The sexual frustration that is described without taboo into the story is surprising; and yet very important to the whole thing. It is a rather accepted staple of Vampire lore – but explored differently in, for example, Dracula, where the sexuality is more along the lines of suave and romantic, as opposed to blunt and animalistic.

The ending of the novel, (and the explanation of the title), is well known to most. It basically turns the whole thing on its head, presenting a far different future than you might well have expected. Its easy now, upon finishing the book, to see its the only acceptable ending. Anything else would have appeared glamourised, or, worse, confusing. It may take a few re-reads of one particular paragraph to grasp it, but once you do, it will stick with you for hours afterwards.

Truly a classic, yes. I didn’t love it, by far; i struggled through the middle of the book – but i liked it and i will openly recommend it as a classic piece of sci-fi literature.

“The State of the Art” by Iain M. Banks

This is a collection – or, anthology, as it likes to be known – of short stories by the illustrious Iain Banks, all written for other publications, mostly before the release of The Wasp Factory and Banks’ rise to deserved stardom. It includes the story actually titled “The State of the Art” which is / was one of the first “Culture” stories, which then took root and became the science fiction series that Banks would write with his middle initial.

There are, undoubtedly, some absolute peaches in here. In particular i draw your attention to “Piece”  – a title which adds no hint as to the astounding climax, which is basically a short, seemingly ineffectual account of a man on a plane. Its not until the final few lines when everything clicks into place. Its a topical thing, and perhaps a little too historical – or even local –  for some people to understand, but its definitely worth the read. And if you don’t get it, simply google the name of the Town thats mentioned…and i can pretty much guarantee it’ll be the first hit.

Another highlight was the creepily odd “Odd Attachment” which is a science fiction “comedy” for want of a better word, which again, looks as if it was written pretty much all at once, with a singular idea forming a good number of pages of exploration, all told from the point of view of a weird looking alien.

Its definitely a science fiction collection; every one of them has tendency for the space-dwelling or out-of-this-world stuff. However, as much as its worth reading, it does have a rather unfortunate fault. This is probably a personal thing, but as this is a personal review, i have to mention it. It has put me off Iain M Banks’ science fiction.

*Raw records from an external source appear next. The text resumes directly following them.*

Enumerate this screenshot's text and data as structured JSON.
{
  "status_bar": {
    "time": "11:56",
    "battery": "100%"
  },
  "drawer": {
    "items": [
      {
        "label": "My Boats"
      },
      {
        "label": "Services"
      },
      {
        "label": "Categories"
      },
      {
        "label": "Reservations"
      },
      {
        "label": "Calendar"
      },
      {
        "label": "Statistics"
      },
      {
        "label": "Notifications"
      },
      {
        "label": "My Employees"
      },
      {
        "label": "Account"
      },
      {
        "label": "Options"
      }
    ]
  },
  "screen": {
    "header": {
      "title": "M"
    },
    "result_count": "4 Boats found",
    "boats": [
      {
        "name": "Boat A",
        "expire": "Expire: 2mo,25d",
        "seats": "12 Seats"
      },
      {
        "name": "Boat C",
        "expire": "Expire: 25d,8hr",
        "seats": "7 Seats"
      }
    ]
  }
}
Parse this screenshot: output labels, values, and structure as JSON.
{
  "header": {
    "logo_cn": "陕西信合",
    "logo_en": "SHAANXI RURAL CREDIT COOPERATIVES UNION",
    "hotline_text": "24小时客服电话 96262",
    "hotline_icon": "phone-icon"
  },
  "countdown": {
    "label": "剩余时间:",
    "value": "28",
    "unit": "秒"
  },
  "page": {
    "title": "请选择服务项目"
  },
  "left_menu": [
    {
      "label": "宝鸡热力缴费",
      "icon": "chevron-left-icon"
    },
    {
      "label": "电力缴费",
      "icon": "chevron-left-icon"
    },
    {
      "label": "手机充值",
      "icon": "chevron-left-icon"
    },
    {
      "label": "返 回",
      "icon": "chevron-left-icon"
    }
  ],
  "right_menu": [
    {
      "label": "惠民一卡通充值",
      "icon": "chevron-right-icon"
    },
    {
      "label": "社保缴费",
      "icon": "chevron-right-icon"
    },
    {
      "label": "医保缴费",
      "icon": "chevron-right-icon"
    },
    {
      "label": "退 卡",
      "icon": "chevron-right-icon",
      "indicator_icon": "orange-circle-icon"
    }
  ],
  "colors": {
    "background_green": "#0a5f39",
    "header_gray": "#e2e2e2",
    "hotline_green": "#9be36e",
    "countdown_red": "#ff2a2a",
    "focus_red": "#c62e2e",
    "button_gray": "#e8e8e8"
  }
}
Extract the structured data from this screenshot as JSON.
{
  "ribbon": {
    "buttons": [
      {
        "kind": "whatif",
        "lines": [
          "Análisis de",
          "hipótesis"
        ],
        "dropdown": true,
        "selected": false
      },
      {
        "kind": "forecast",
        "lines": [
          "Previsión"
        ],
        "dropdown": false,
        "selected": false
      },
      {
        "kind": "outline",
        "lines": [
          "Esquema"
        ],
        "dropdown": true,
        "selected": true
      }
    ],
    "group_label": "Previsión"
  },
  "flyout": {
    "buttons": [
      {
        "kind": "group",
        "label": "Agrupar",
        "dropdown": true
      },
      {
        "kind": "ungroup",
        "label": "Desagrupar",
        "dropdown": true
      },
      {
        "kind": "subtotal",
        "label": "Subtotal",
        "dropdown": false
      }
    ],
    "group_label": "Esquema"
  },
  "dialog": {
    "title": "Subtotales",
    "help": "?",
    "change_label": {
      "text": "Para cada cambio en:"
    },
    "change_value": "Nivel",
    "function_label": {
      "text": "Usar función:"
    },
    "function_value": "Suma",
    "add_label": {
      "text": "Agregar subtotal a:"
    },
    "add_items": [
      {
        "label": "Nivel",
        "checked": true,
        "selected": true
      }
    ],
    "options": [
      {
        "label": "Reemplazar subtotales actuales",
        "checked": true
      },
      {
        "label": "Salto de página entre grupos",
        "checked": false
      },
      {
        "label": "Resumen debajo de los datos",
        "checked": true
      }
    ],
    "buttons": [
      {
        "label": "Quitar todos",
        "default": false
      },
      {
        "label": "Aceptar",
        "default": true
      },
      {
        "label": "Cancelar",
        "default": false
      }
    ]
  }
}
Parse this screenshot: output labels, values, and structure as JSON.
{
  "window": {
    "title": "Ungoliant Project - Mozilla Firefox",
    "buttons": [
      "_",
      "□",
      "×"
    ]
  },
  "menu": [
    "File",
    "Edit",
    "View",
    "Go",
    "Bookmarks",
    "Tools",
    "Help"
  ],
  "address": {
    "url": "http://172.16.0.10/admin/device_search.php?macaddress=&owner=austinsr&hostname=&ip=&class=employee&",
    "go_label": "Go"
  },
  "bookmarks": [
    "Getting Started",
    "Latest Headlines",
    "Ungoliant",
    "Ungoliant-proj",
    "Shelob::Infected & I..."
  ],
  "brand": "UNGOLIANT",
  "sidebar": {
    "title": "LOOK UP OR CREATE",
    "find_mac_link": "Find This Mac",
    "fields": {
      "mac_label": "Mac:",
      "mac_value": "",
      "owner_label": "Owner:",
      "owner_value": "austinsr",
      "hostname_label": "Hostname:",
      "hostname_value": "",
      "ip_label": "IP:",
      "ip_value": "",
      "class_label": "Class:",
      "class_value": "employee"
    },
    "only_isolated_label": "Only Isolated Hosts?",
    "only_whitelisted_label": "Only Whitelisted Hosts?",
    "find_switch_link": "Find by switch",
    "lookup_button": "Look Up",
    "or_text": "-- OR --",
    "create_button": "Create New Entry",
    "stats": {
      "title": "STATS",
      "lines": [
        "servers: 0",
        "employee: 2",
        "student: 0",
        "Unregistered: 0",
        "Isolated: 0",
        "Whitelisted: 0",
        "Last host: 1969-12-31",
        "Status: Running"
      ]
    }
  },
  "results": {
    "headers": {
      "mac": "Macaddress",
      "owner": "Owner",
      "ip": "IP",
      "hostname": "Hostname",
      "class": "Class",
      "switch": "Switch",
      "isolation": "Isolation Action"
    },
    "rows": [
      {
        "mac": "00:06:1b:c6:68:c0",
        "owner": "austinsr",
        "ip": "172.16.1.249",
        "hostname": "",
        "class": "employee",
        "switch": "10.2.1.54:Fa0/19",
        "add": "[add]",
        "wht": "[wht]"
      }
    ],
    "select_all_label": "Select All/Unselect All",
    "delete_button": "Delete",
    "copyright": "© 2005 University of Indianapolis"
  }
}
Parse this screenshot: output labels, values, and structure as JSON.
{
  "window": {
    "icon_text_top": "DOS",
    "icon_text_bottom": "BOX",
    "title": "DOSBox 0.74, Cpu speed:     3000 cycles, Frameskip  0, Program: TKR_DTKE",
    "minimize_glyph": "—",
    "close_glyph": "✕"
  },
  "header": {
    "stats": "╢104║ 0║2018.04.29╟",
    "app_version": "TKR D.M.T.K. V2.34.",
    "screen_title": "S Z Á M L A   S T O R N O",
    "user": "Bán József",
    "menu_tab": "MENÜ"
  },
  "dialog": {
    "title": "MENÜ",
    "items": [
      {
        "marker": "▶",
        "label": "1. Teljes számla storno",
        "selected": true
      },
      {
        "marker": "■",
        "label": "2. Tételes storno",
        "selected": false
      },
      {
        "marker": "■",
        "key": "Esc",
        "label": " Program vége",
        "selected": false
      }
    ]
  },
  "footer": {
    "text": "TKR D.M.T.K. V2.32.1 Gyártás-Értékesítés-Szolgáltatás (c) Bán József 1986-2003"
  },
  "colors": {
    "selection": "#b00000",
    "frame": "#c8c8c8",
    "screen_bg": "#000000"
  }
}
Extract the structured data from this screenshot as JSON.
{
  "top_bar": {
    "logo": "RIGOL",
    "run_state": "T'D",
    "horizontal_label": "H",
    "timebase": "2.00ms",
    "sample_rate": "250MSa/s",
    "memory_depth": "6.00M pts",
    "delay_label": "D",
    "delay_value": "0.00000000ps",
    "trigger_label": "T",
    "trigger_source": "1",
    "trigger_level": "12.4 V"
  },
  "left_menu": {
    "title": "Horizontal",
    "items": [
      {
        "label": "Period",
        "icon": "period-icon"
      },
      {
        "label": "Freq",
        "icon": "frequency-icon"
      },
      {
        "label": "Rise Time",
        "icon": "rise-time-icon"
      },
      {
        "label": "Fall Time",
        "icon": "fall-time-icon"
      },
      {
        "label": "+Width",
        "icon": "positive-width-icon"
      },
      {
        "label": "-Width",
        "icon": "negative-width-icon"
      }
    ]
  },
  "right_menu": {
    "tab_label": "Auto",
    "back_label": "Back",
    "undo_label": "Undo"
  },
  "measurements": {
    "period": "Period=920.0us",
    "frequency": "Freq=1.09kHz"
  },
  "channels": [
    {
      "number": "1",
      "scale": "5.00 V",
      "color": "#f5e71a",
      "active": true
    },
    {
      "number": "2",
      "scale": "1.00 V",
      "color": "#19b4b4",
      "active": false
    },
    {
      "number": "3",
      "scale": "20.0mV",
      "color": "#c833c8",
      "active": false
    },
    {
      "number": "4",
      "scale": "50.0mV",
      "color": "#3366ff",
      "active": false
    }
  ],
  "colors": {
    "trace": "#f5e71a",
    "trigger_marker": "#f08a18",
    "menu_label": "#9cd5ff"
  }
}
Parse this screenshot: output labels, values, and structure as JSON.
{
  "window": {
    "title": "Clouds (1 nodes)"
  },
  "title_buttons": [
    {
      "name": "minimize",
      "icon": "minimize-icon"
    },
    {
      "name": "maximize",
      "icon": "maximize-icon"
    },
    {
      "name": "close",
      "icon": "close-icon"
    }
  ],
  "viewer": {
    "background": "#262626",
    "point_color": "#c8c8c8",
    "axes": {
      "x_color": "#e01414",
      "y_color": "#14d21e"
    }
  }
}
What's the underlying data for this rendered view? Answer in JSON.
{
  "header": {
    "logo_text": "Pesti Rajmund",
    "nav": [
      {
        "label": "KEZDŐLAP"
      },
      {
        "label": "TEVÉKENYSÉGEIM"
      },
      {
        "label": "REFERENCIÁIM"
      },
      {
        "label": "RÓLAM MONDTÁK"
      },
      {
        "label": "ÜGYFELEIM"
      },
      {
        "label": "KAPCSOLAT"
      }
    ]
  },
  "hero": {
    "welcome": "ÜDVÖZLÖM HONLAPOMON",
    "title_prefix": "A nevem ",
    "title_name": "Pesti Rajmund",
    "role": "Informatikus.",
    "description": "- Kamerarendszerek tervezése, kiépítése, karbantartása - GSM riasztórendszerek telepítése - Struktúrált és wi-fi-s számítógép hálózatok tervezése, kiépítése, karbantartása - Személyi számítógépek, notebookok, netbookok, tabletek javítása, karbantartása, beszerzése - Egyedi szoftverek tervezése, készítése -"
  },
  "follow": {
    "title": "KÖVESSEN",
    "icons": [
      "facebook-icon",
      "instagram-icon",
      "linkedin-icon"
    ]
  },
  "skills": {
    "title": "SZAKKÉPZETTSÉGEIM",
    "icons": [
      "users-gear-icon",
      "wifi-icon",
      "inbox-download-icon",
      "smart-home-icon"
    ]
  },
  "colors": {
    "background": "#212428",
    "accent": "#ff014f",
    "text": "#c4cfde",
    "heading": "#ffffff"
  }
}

The whole “Culture” approach, (not that i claim to have any idea what or who or how the culture are / is) but theres too much light-hearted comedy and satire to make it the immersive hard sci fi i was led to believe it was. Now, i could be wrong; i’m still going to give it a shot – hopefully this year – but i have doubts. Stemmed from two of the short stories in this book. One of which is the abysmal (i’m sorry, but i hated it) “The State of the Art”, which is all to do with culture aliens deciding whether Earth is worth keeping, for all its faults. Its just  a mash of seemingly hilarious asides from the computer drone dictating the story, mixed with oddly rubbish pop-culture references to films and music, which usually tickle my fancy but with this seemed misplaced. The other, a shorter short story called “A Gift from the Culture” wasn’t quite so bad; focussing on a more individual approach as opposed to a global thing, but nonetheless, the point is i wasn’t TAKEN by the whole thing. I was hoping to be swept up in the waves of its fame, but instead i’m left standing on the beach still unsure whether to delve into its massive franchise. So, if the ghost of Iain M Banks is reading this, i apologise, but its going to take something big to make me take the leap…